I am extroverted.
I enjoy relating to people face to face, and I am energized through human interaction and external stimuli. So I never pictured myself sitting at home alone taking an online class about communication. I much prefer to sit in an actual classroom with real people – talking in real time. You know, communicating about communication. However, here I am, registered in my second e-learning course.
Extroversion aside, I admit that learning online has its advantages. During the course, I can tune in and out on my own schedule. Because students connect virtually, I am studying with learners from abroad with global perspectives. And no one is judging me when I show up on a bad hair day wearing pajamas.
This semester, I am studying Visual Design and Display of Information. Instructor Julian Hunt writes, “This course will allow students to think about online delivery with an emphasis on visual and non-visual communications.”
I am excited to unearth more about the strategy of visual communications, so I ventured online to investigate.
Hewlett-Packard offers a four-page PDF titled The Power of Visual Communication.
Formal research studies indicate that communication comprising a visual component is far more effective than oral or non-visual communication. However, visual combined with non-visual communication (oral and action) is even more effective.
“Psychologist Jerome Bruner of New York University has described studies that show that people only remember 10% of what they hear and 20% of what they read, but about 80% of what they see and do.
Interestingly, while purely visual communication is more effective than solely verbal communication, the most compelling communication combines both visual and non-visual content. “
Presentation designer Chiara Ojeda explores visual thinking. She presents a thought-provoking slideshow and YouTube video that inspires presenters to rethink the approach of their next visual presentation.
So why am I telling you all this?
The final assignment for the Visual Design class is a design blog that captures my learning activity over the eight-week course. I have always wanted to blog. Here’s the perfect opportunity. In fact, you are reading my very first blog post!

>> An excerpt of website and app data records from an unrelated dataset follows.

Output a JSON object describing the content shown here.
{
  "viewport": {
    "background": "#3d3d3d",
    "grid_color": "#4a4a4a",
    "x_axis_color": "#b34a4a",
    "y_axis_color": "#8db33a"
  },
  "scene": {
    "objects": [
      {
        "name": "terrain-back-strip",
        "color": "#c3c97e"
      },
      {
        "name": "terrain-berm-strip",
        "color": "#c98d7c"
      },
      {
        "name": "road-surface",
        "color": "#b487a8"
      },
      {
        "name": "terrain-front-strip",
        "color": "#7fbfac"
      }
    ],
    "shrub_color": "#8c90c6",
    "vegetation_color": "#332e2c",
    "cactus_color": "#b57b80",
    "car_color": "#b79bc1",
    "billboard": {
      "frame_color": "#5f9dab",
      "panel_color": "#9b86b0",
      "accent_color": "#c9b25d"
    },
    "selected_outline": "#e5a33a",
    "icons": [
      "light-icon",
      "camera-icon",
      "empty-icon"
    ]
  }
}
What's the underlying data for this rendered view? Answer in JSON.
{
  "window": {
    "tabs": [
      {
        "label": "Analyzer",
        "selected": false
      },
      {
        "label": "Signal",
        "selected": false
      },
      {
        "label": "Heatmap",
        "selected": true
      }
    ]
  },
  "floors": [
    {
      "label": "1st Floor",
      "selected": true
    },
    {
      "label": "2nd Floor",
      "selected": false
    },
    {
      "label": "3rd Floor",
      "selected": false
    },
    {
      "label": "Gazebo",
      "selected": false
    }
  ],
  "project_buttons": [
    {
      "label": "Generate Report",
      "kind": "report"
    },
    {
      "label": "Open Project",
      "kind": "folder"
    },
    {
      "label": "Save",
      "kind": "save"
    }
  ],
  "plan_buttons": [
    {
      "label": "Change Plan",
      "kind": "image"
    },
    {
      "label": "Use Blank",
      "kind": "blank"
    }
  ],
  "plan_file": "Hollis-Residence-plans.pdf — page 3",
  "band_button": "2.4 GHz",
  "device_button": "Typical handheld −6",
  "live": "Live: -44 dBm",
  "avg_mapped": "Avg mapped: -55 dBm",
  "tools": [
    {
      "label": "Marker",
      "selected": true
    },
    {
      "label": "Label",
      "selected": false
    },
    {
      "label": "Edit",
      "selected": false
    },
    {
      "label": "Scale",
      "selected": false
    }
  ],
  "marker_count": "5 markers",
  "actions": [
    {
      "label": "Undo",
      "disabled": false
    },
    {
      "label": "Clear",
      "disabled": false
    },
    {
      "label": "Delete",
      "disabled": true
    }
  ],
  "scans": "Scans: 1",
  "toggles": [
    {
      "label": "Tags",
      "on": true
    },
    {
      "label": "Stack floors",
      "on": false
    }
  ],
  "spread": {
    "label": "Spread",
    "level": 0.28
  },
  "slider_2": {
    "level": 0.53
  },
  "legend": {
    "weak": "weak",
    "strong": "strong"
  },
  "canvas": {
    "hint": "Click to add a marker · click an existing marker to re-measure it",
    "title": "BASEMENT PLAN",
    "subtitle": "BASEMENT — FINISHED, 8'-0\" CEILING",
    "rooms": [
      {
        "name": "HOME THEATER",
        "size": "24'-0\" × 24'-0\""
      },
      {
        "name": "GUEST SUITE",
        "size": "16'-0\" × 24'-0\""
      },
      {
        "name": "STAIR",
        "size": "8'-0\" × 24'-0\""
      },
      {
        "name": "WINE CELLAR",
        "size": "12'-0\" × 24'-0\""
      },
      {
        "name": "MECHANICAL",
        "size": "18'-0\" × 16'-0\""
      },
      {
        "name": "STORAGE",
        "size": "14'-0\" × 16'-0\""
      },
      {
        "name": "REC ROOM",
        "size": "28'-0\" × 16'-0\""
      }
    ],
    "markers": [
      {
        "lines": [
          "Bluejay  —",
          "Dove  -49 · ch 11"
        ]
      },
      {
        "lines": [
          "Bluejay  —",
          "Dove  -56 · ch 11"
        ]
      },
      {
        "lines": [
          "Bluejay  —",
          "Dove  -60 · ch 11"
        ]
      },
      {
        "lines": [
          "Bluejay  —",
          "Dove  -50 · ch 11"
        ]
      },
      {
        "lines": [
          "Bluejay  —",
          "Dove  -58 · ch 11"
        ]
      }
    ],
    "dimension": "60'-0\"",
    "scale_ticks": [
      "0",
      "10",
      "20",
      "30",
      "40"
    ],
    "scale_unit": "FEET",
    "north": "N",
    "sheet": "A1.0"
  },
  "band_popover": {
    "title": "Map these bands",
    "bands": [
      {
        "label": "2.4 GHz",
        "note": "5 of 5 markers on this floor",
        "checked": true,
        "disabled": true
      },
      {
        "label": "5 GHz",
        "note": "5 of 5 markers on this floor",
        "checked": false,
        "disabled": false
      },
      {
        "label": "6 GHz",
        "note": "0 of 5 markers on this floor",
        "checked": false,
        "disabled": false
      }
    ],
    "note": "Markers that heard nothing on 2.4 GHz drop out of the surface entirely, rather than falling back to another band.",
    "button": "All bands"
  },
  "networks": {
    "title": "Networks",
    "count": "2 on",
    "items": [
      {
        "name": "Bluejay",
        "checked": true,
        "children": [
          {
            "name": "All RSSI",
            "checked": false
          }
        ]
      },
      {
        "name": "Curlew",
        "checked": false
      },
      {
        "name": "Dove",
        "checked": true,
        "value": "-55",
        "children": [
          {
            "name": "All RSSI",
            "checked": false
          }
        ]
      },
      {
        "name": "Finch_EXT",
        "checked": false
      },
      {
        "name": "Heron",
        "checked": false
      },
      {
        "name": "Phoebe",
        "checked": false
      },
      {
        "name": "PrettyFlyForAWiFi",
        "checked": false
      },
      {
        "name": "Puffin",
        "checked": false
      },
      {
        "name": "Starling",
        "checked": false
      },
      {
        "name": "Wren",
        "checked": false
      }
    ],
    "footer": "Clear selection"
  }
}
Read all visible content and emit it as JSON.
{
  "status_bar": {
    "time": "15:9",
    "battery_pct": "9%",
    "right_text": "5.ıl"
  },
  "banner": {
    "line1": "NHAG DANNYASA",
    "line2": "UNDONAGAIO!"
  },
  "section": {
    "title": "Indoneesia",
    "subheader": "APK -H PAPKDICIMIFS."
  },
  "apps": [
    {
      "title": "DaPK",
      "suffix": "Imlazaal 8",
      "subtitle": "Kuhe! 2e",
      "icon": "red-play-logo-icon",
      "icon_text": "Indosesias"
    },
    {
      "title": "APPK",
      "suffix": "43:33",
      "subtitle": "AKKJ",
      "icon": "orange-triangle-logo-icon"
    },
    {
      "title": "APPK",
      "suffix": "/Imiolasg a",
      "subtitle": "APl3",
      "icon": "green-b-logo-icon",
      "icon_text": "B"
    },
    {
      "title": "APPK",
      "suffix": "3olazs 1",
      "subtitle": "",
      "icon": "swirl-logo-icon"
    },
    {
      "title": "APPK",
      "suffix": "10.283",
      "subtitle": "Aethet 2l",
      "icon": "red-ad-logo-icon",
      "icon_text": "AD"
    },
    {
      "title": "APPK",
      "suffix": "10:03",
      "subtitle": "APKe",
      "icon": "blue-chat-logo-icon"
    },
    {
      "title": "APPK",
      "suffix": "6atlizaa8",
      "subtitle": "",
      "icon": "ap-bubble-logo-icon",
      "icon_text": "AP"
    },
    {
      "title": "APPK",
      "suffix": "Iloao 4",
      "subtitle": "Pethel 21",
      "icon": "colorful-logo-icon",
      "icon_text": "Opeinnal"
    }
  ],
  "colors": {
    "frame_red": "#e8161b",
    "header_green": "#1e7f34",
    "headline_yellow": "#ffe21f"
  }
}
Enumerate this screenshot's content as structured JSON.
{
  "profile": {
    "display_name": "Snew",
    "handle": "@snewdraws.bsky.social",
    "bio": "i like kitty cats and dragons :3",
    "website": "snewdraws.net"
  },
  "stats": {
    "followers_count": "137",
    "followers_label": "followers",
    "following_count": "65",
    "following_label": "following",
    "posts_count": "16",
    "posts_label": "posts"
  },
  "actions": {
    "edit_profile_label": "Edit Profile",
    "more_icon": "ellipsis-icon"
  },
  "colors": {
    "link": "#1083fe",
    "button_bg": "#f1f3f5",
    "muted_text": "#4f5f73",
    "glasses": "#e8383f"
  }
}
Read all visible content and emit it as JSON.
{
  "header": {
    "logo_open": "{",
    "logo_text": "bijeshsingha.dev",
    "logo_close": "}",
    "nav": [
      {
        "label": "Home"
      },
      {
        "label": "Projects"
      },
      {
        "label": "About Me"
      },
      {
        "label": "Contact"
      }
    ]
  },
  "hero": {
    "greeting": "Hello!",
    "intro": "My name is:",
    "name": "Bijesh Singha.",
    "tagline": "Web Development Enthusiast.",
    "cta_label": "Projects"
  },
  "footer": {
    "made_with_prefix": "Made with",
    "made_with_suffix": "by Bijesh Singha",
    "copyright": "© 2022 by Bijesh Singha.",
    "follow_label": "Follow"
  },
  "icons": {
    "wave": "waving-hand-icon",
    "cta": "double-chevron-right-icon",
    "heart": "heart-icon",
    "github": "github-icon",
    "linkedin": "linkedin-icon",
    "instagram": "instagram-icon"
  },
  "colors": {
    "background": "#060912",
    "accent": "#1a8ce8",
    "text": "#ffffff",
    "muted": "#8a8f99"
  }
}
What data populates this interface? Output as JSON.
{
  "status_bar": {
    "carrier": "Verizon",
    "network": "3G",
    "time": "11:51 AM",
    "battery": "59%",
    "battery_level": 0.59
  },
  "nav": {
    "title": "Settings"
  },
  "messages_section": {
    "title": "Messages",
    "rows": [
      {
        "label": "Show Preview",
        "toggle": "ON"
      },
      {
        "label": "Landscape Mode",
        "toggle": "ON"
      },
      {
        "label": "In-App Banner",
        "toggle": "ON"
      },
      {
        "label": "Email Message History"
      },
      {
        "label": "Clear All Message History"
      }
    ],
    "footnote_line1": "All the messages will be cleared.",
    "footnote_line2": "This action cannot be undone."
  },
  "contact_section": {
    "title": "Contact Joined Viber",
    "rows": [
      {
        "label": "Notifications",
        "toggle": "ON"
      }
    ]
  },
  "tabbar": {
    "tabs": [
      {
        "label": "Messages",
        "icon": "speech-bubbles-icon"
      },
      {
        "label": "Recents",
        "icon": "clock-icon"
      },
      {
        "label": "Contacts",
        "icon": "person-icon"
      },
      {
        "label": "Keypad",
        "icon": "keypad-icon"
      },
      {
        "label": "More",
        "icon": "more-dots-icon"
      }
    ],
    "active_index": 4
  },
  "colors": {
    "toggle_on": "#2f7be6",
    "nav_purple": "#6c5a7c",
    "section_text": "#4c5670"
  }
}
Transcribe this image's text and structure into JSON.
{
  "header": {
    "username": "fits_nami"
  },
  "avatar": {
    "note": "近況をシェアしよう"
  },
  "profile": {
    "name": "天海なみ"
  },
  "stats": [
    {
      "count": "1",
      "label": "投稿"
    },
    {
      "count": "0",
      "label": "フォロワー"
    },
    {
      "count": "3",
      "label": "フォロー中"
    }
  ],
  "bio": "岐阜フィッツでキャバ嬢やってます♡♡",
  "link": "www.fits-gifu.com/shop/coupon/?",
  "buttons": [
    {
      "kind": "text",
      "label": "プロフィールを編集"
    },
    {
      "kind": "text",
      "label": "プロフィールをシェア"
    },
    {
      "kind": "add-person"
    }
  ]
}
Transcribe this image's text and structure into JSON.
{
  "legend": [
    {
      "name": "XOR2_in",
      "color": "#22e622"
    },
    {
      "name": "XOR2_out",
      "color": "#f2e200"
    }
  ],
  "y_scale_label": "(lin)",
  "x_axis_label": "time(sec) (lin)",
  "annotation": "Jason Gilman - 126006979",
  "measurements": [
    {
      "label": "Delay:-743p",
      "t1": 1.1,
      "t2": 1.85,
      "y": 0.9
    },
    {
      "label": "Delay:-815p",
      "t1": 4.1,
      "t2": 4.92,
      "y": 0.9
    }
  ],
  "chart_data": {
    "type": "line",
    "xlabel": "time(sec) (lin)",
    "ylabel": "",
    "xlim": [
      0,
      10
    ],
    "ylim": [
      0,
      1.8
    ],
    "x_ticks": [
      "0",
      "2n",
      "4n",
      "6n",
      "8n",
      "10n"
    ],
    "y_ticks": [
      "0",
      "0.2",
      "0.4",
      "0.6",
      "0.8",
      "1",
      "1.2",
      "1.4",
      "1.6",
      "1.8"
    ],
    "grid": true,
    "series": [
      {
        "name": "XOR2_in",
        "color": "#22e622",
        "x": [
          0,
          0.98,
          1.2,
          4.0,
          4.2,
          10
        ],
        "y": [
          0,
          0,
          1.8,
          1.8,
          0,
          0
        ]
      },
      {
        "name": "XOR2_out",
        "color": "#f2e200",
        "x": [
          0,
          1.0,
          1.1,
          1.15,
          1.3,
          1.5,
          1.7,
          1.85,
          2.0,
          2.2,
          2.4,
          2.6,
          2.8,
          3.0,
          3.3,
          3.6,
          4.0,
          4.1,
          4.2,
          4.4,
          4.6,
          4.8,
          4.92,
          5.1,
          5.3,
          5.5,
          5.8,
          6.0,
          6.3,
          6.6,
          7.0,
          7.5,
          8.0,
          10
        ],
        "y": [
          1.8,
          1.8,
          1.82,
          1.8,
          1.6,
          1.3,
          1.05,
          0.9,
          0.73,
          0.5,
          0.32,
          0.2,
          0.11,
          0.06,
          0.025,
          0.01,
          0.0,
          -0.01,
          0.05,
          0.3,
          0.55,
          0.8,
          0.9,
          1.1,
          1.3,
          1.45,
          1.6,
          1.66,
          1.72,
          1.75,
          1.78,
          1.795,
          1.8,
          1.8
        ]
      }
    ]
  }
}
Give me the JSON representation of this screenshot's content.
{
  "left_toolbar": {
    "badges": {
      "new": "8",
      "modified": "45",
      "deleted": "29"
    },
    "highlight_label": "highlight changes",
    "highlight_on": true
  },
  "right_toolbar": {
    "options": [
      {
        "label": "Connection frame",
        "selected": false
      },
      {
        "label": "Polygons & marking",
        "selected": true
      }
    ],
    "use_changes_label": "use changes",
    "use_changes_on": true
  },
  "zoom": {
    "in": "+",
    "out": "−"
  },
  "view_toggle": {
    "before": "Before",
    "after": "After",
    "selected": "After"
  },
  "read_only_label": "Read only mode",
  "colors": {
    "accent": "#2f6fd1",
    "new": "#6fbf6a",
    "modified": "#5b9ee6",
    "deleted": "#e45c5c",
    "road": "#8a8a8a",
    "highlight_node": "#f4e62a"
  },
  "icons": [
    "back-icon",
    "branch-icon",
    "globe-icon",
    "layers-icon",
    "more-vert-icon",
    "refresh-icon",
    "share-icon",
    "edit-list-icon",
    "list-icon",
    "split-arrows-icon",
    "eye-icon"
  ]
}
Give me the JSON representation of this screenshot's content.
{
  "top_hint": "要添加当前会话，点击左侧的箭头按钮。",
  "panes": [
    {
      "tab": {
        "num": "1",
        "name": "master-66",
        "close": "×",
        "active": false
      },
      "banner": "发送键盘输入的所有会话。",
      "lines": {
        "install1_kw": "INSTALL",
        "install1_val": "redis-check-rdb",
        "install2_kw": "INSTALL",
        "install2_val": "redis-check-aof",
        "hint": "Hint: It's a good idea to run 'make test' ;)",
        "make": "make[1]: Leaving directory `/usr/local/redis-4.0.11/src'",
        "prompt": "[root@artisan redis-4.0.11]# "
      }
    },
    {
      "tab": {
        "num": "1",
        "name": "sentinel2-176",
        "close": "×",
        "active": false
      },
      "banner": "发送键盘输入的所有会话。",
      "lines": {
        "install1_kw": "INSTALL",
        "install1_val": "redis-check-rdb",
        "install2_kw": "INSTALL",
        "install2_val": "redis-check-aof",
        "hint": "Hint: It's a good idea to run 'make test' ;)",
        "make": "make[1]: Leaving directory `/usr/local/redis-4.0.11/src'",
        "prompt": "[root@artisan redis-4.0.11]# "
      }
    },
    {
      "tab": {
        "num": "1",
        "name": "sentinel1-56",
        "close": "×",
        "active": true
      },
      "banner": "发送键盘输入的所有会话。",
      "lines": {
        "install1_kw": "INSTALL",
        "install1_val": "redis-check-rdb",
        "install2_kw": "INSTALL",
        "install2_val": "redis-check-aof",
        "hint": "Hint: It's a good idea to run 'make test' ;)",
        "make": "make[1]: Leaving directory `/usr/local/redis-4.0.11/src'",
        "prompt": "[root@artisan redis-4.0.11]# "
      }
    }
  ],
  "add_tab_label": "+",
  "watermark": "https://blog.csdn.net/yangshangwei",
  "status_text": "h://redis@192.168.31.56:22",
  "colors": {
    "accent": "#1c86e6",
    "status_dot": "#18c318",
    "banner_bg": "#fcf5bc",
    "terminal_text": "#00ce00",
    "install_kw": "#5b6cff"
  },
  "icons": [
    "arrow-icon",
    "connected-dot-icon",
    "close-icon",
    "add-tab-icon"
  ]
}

During the course, through active research and learning activities, reading, and “listening”, I am hoping to retain much of that estimated 80% to which Bruner refers.
I invite you to audit Visual Design and Display of Information through the headset of my mindset. Listen in over the next several weeks. I’ll be blogging. Communicating. Maybe you will communicate back.
- Visual Thinking, an undeniable reality (tweakyourslides.wordpress.com)